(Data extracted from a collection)
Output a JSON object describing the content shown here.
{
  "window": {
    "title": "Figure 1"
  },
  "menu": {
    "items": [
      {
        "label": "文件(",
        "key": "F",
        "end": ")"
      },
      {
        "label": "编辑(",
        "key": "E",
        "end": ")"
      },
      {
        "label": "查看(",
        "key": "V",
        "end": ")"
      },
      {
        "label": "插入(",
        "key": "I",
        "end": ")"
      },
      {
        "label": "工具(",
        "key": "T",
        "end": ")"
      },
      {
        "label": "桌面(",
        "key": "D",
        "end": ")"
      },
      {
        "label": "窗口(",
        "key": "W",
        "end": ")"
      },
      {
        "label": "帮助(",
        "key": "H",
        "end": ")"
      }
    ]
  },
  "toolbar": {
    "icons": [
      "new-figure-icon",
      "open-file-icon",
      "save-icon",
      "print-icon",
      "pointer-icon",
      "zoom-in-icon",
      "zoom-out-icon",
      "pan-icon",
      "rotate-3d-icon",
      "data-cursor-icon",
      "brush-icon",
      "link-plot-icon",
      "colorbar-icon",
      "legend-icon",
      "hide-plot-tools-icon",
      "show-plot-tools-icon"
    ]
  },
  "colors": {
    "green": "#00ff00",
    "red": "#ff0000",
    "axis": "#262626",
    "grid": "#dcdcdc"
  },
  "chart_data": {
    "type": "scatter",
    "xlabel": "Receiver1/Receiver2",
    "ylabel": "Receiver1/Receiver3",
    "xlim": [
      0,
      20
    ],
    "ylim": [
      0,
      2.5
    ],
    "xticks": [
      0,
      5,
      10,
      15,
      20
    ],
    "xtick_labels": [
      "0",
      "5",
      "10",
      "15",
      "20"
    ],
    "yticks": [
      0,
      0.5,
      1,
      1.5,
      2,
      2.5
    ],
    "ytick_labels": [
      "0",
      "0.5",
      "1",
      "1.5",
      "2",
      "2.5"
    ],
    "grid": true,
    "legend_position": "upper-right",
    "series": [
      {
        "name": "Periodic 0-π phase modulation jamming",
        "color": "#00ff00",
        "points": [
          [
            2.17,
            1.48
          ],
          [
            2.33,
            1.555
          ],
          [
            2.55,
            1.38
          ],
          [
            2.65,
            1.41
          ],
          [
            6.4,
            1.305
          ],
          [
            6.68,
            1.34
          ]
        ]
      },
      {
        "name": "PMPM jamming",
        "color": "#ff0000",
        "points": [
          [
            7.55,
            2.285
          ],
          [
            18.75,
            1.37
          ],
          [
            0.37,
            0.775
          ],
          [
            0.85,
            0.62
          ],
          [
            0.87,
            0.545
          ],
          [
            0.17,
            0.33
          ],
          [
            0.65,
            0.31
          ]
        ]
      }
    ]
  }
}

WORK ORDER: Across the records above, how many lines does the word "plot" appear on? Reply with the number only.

REPLY: 3